HARLEM — Getting more people uptown to see the beauty of the 100-plus-year-old brownstones of the Mount Morris Park Historic District is one of the benefits of the neighborhood's annual house tour.
"People move uptown once they come on these tours. We have so many homes that have been purchased by people who went on the tour," said Syderia Chresfield, president of the Mount Morris Park Community Improvement Association.
With plans to potentially expand the historic district in the works, Chresfield thinks the June 10 tour, now in its 23rd year, is more important than ever.
The recent collapse of a brownstone in an area they'd like to annex opens the possibility that new, modern homes made of glass and steel could rise before the area is landmarked. Chresfield is counting on the tour to help win hearts and minds over to her point of view about the importance of preserving the brownstones.
"When you actually get into a building and feel it and see the flavor of the district, it takes you back a step in time," said Chresfield.
Participants will have several options to choose from, including a self-guided tour of 10 homes and churches, an architectural walking tour and a more intimate tour inside three homes with Yale-trained architect and historian John Reddick.

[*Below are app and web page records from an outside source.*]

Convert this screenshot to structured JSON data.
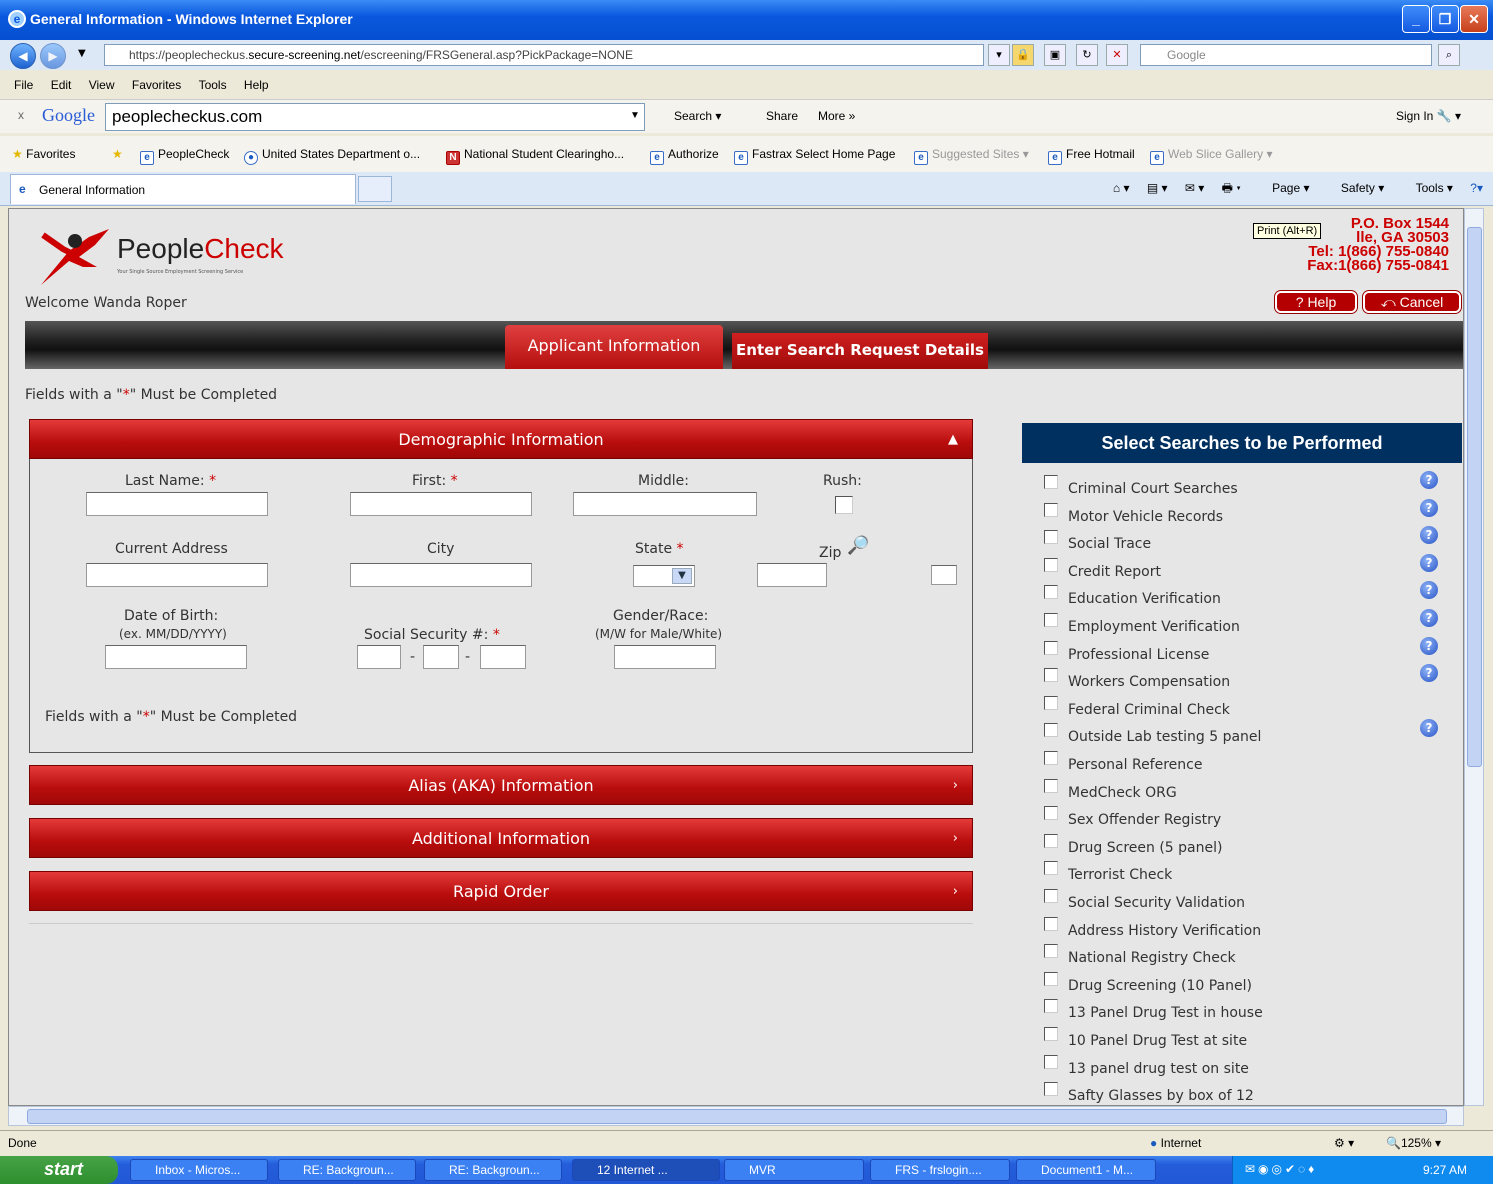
{
  "window": {
    "title": "General Information - Windows Internet Explorer"
  },
  "address": {
    "url_prefix": "https://peoplecheckus.",
    "url_domain": "secure-screening.net",
    "url_path": "/escreening/FRSGeneral.asp?PickPackage=NONE",
    "search_placeholder": "Google"
  },
  "menu": [
    "File",
    "Edit",
    "View",
    "Favorites",
    "Tools",
    "Help"
  ],
  "google_toolbar": {
    "logo": "Google",
    "query": "peoplecheckus.com",
    "search_label": "Search",
    "share_label": "Share",
    "more_label": "More »",
    "signin_label": "Sign In"
  },
  "favorites": {
    "label": "Favorites",
    "items": [
      "PeopleCheck",
      "United States Department o...",
      "National Student Clearingho...",
      "Authorize",
      "Fastrax Select Home Page",
      "Suggested Sites",
      "Free Hotmail",
      "Web Slice Gallery"
    ]
  },
  "tabs": {
    "active": "General Information"
  },
  "commandbar": [
    "Page",
    "Safety",
    "Tools"
  ],
  "page": {
    "logo_main": "People",
    "logo_accent": "Check",
    "logo_tagline": "Your Single Source Employment Screening Service",
    "contact": [
      "P.O. Box 1544",
      "lle, GA 30503",
      "Tel: 1(866) 755-0840",
      "Fax:1(866) 755-0841"
    ],
    "tooltip": "Print (Alt+R)",
    "welcome": "Welcome Wanda Roper",
    "help_label": "? Help",
    "cancel_label": "⤺ Cancel",
    "nav_tabs": [
      "Applicant Information",
      "Enter Search Request Details"
    ],
    "required_note": "Fields with a \"*\" Must be Completed",
    "required_note_start": "Fields with a \"",
    "required_note_star": "*",
    "required_note_end": "\" Must be Completed",
    "sections": {
      "demographic": "Demographic Information",
      "alias": "Alias (AKA) Information",
      "additional": "Additional Information",
      "rapid": "Rapid Order"
    },
    "fields": {
      "last_name": "Last Name:",
      "first": "First:",
      "middle": "Middle:",
      "rush": "Rush:",
      "current_address": "Current Address",
      "city": "City",
      "state": "State",
      "zip": "Zip",
      "dob": "Date of Birth:",
      "dob_hint": "(ex. MM/DD/YYYY)",
      "ssn": "Social Security #:",
      "gender": "Gender/Race:",
      "gender_hint": "(M/W for Male/White)",
      "star": "*",
      "dash": "-"
    },
    "search_panel": {
      "title": "Select Searches to be Performed",
      "items": [
        "Criminal Court Searches",
        "Motor Vehicle Records",
        "Social Trace",
        "Credit Report",
        "Education Verification",
        "Employment Verification",
        "Professional License",
        "Workers Compensation",
        "Federal Criminal Check",
        "Outside Lab testing 5 panel",
        "Personal Reference",
        "MedCheck ORG",
        "Sex Offender Registry",
        "Drug Screen (5 panel)",
        "Terrorist Check",
        "Social Security Validation",
        "Address History Verification",
        "National Registry Check",
        "Drug Screening (10 Panel)",
        "13 Panel Drug Test in house",
        "10 Panel Drug Test at site",
        "13 panel drug test on site",
        "Safty Glasses by box of 12"
      ]
    }
  },
  "status": {
    "left": "Done",
    "zone": "Internet",
    "zoom": "125%"
  },
  "taskbar": {
    "start": "start",
    "items": [
      "Inbox - Micros...",
      "RE: Backgroun...",
      "RE: Backgroun...",
      "12 Internet ...",
      "MVR",
      "FRS - frslogin....",
      "Document1 - M..."
    ],
    "clock": "9:27 AM"
  }
}
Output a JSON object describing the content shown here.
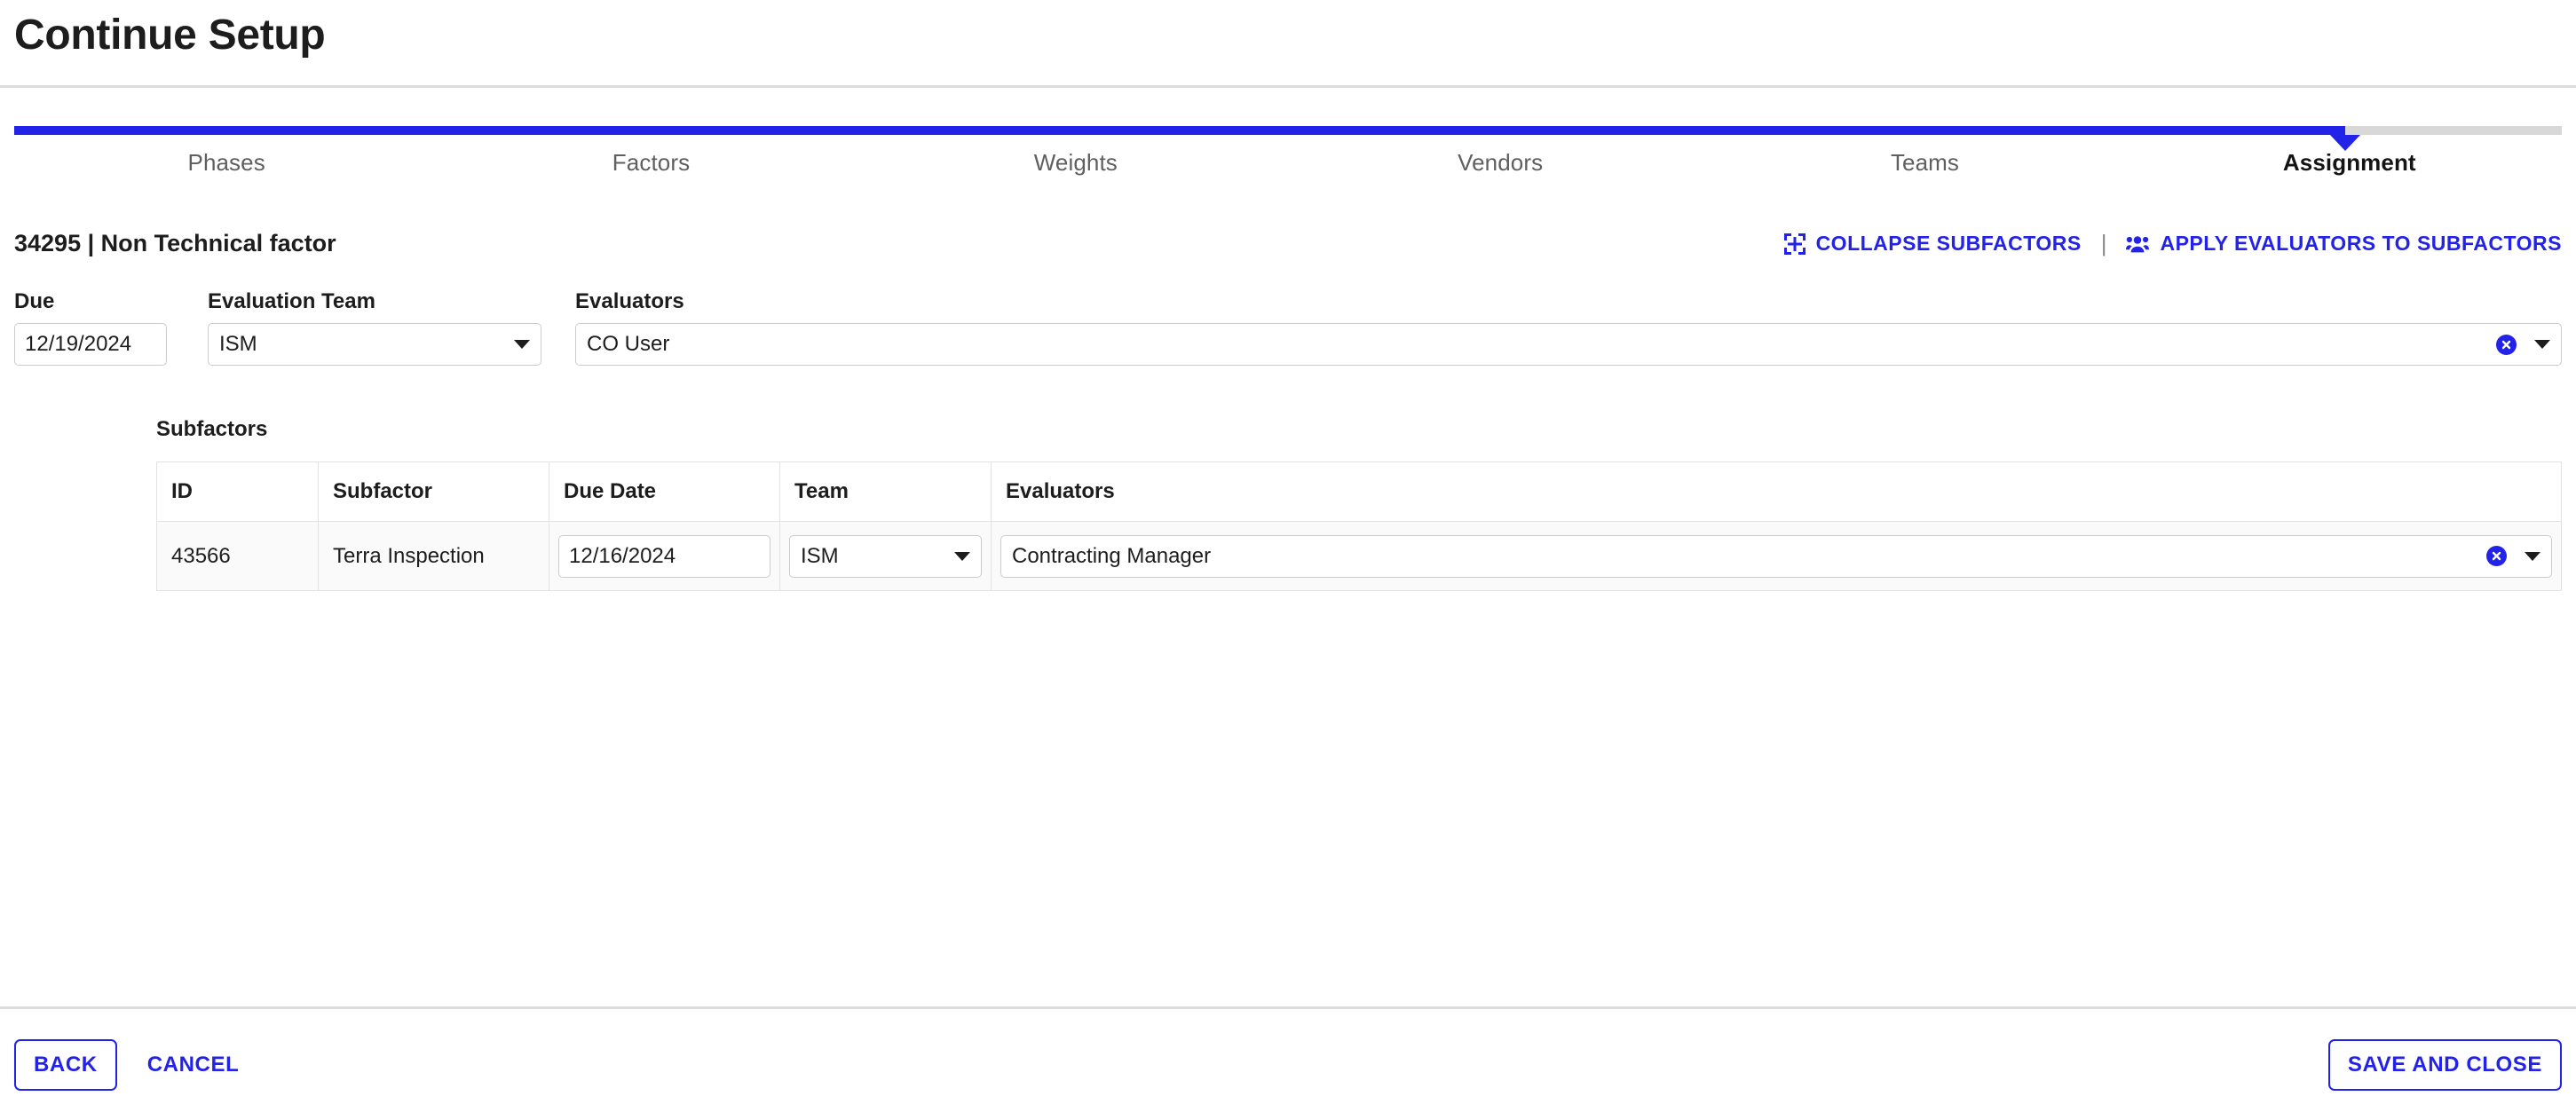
{
  "header": {
    "title": "Continue Setup"
  },
  "stepper": {
    "accent_color": "#2222e8",
    "track_color": "#d8d8d8",
    "fill_percent": 91.5,
    "active_index": 5,
    "steps": [
      {
        "label": "Phases"
      },
      {
        "label": "Factors"
      },
      {
        "label": "Weights"
      },
      {
        "label": "Vendors"
      },
      {
        "label": "Teams"
      },
      {
        "label": "Assignment"
      }
    ]
  },
  "factor": {
    "title": "34295 | Non Technical factor",
    "actions": {
      "collapse_label": "COLLAPSE SUBFACTORS",
      "collapse_icon": "collapse-icon",
      "separator": "|",
      "apply_label": "APPLY EVALUATORS TO SUBFACTORS",
      "apply_icon": "people-group-icon",
      "link_color": "#2222e8"
    }
  },
  "form": {
    "due": {
      "label": "Due",
      "value": "12/19/2024",
      "placeholder": "mm/dd/yyyy",
      "calendar_icon": "calendar-icon"
    },
    "evaluation_team": {
      "label": "Evaluation Team",
      "value": "ISM",
      "options": [
        "ISM"
      ]
    },
    "evaluators": {
      "label": "Evaluators",
      "value": "CO User",
      "clear_icon": "clear-circle-icon",
      "options": [
        "CO User"
      ]
    }
  },
  "subfactors": {
    "title": "Subfactors",
    "columns": [
      "ID",
      "Subfactor",
      "Due Date",
      "Team",
      "Evaluators"
    ],
    "rows": [
      {
        "id": "43566",
        "subfactor": "Terra Inspection",
        "due_date": "12/16/2024",
        "due_date_icon": "calendar-icon",
        "team": "ISM",
        "evaluators": "Contracting Manager",
        "evaluators_clear_icon": "clear-circle-icon"
      }
    ]
  },
  "footer": {
    "back_label": "BACK",
    "cancel_label": "CANCEL",
    "save_label": "SAVE AND CLOSE",
    "button_color": "#2222e8"
  }
}
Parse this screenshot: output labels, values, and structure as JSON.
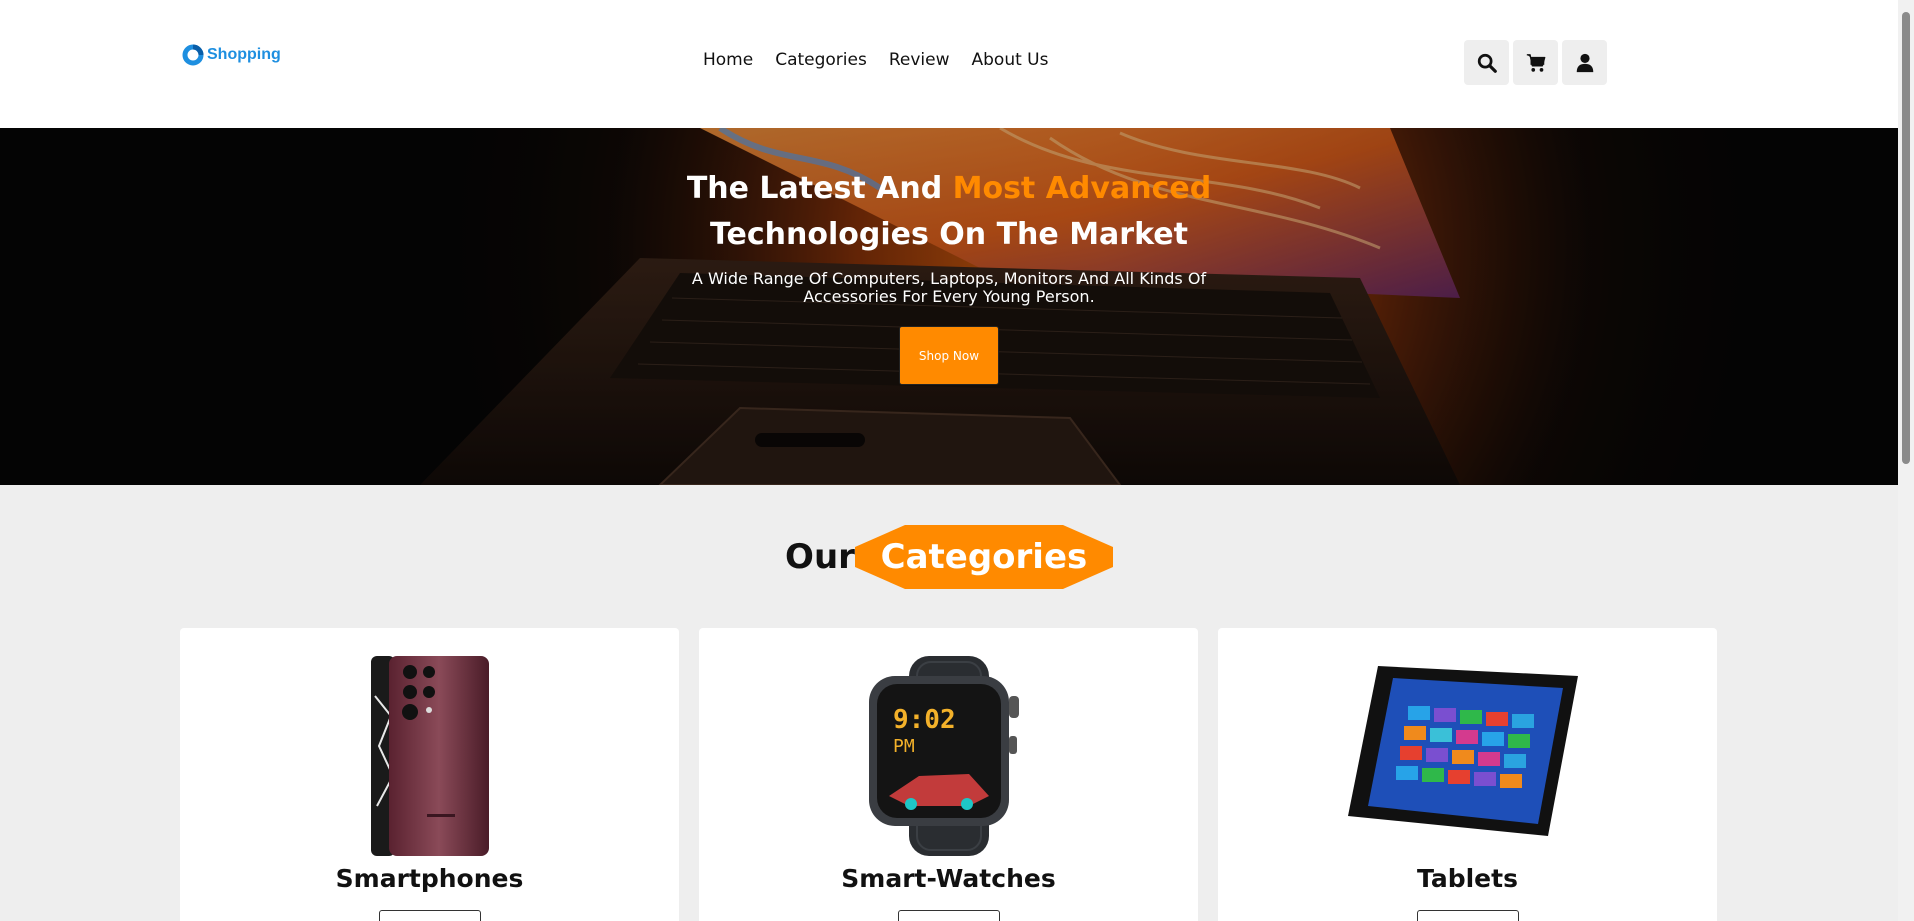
{
  "header": {
    "logo_text": "Shopping",
    "nav": [
      "Home",
      "Categories",
      "Review",
      "About Us"
    ],
    "icons": [
      "search-icon",
      "cart-icon",
      "user-icon"
    ]
  },
  "hero": {
    "title_part1": "The Latest And ",
    "title_accent": "Most Advanced",
    "title_part2": "Technologies On The Market",
    "subtitle": "A Wide Range Of Computers, Laptops, Monitors And All Kinds Of Accessories For Every Young Person.",
    "button_label": "Shop Now"
  },
  "categories": {
    "heading_plain": "Our",
    "heading_accent": "Categories",
    "items": [
      {
        "name": "Smartphones",
        "image": "smartphone-image"
      },
      {
        "name": "Smart-Watches",
        "image": "smartwatch-image",
        "watch_time": "9:02",
        "watch_ampm": "PM"
      },
      {
        "name": "Tablets",
        "image": "tablet-image"
      }
    ]
  },
  "colors": {
    "accent": "#ff8a00",
    "logo_blue": "#1e8fe0",
    "page_bg": "#eeeeee"
  }
}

Among the houses included in this year's intimate portion of the tour is the home of documentary filmmaker Albert Maysles and his wife Gillian on West 122nd Street on what was known as "Doctor's Row."
Also included is a brownstone on 120th street that was formerly-owned and renovated by the NBA legend Kareem Abdul-Jabbar.
Reddick said the Maysles' home is decorated with walls lined with books and a Tibetan theme. The couple moved to the home from the Dakota. It represents a house whose historical elements were preserved.
Abdul-Jabbar's house shows how a modern renovation looks inside a historic home.
"There is a nesting instinct in every New Yorker. They want to see how others live," said Reddick.
"Even when neighborhood was down, the house tours did more than any real estate agent to let people know how amazing the neighborhood is," he added.
Chresfield hope that trend continues.
"We like the people who live within the glass and steel buildings," she said. "We just hope people in the future want to build something that more complements the neighborhood."